The Rhinebeck area, which includes the town and village of Rhinebeck, the hamlet of Rhinecliff, and the city of Kingston, is one of the oldest European-settled areas of New York State. In 1686, five Dutchmen from Kingston, which lies directly across the Hudson, traded for the property with three Native Americans, acquiring 2,200 acres with four miles of waterfront. At the north was the ancient trail that led west through the Delaware Water Gap and east into New England. The southern boundary was the Landsman Kill (stream) which provided fine mill sites. While not ideal farmland, the purchase was an ideal transportation hub. Hendrickus and Jacobus Kip moved to become residents, and hence the entire tract was first known as Kipsbergen. Jacob Beekman, a businessman from New York, bought up land surrounding Kipsbergen, and his property developed separately from the waterfront Kipsbergen, which maintained its ties to Kingston. Even today, members of the original Dutch families still occupy the area.

In 1737, the British established the precinct of Rhyn Bec and included Kipsbergen in its boundaries. In 1849, Charles H. Russell of New York City moved both the ferry and the new railroad depot somewhat south of the original Kip tracts and began to develop the area.
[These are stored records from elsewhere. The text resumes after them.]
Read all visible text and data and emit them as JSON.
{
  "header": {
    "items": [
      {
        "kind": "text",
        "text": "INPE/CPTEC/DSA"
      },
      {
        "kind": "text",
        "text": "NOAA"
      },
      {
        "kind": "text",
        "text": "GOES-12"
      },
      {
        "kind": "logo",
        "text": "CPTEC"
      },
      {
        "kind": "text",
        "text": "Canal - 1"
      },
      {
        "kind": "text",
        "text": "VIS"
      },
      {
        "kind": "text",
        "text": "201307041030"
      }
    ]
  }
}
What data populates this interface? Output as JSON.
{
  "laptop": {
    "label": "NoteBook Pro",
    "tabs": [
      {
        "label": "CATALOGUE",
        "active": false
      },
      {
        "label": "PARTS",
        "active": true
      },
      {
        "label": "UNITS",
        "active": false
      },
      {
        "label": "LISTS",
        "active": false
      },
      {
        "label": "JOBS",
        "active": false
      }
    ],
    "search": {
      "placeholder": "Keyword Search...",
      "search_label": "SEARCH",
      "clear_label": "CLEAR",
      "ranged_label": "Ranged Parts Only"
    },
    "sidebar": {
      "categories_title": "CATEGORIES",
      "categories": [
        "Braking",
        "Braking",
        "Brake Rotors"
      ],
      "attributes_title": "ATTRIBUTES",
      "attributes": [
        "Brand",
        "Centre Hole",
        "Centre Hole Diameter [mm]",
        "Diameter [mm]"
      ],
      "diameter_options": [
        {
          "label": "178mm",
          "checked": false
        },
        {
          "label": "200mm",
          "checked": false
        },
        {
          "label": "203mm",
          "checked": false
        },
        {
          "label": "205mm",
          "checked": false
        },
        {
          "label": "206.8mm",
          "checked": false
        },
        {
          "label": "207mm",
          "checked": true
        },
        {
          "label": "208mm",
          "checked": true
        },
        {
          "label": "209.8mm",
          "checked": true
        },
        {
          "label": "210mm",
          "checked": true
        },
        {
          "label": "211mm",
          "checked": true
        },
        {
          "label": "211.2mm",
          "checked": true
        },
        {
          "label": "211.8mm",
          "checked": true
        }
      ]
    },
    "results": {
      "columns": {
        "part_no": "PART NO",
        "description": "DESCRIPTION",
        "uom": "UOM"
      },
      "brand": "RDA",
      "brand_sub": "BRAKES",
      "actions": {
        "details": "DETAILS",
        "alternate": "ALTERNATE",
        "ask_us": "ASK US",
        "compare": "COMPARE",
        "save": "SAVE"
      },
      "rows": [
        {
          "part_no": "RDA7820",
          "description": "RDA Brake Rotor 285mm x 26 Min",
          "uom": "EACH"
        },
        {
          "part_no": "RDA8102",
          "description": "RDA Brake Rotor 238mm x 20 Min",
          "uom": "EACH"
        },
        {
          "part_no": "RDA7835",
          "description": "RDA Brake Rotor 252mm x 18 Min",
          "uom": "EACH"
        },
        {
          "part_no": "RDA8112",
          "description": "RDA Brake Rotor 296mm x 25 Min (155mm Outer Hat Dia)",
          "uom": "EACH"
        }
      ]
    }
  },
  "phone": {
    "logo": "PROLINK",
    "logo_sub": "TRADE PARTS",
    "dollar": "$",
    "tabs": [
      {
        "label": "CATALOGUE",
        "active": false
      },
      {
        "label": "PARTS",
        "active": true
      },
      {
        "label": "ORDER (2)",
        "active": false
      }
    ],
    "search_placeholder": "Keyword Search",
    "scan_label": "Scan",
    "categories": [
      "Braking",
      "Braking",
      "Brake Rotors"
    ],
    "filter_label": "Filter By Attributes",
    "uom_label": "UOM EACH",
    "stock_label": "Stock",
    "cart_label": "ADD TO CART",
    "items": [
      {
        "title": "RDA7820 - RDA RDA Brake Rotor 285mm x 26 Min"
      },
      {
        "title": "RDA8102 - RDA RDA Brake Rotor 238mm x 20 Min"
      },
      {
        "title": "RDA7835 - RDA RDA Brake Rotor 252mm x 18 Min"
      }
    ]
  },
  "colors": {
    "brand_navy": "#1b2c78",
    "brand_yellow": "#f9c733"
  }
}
The Hudson River Railroad made its first stop in Kipsbergen in 1852, providing fast year-round transportation to other parts of the state in addition to the longstanding ferry service to Kingston. The name was then changed to Rhinecliff. During this period Russell built the Rhinecliff Hotel, still in business today, having been much-restored.

Rhinecliff is on a part of the Hudson that is lined with large, beautiful estates, many built in the mid-1800s by prominent New Yorkers such as Elizabeth Shermerhorn Jones and William B. Astor, providing seasonal employment for the Rhinecliff residents. The Rhinebeck and Connecticut Railroad, started in 1872, carried coal to New England and commodities to growing industries, such as Baker’s Chocolate in nearby Red Hook. In the 1890s, when Rhinebeck became the greenhouse-grown violet capital of the world, Rhinecliff was its shipping center. In 1912, the four-tracking of the railroad was begun, and the older station abandoned in favor of the current one built one block north and east. The pedestrian and vehicular overpasses built at that time provided access to the ferry without the dangerous grade crossing of the previous depot.

Rhinecliff, which is built almost vertically up the slate Hudson bluff, has largely resisted the growth of nearby Rhinebeck or Kingston, with which it still retains close ties. Daily life in Rhinecliff, however, changed profoundly when in 1957 the ferry was replaced by the two-lane Rhinecliff-Kingston Bridge a little to the north of the hamlet. In the 1960s, a town improvement committee formed to fix up the decaying dock and depot area. The entire community is listed in the National Register of Historic Places as a contributor to the Hudson River National Historic Landmark District (added to the Register in 1990). The station itself is not listed on the Register separately. The station’s popularity continues to grow, as Rhinecliff has been rediscovered and embraced by an emerging arts community.

Close to Rhinecliff, in nearby Red Hook, Bard College was founded in 1860 as Saint Stephen’s, in association with the New York City leadership of the Episcopal Church. In 1928, the college became an undergraduate school of Columbia University, and in 1934 the name was changed to honor John Bard, who had donated the Chapel of the Holy Innocents and part of his estate of Annandale to found the college. Bard has long been renowned for its emphasis on the place of the fine and performing arts in a liberal education. Today, its performance, fine, and decorative arts curricula have extended to graduate studies.

Amtrak provides both ticketing and help with baggage at the Rhinecliff station, which is served by 26 daily trains.

Empire Service trains are supported by funds made available by the New York State Department of Transportation. The Ethan Allen Express is financed primarily through funds made available by the Vermont Agency of Transportation and the New York State Department of Transportation.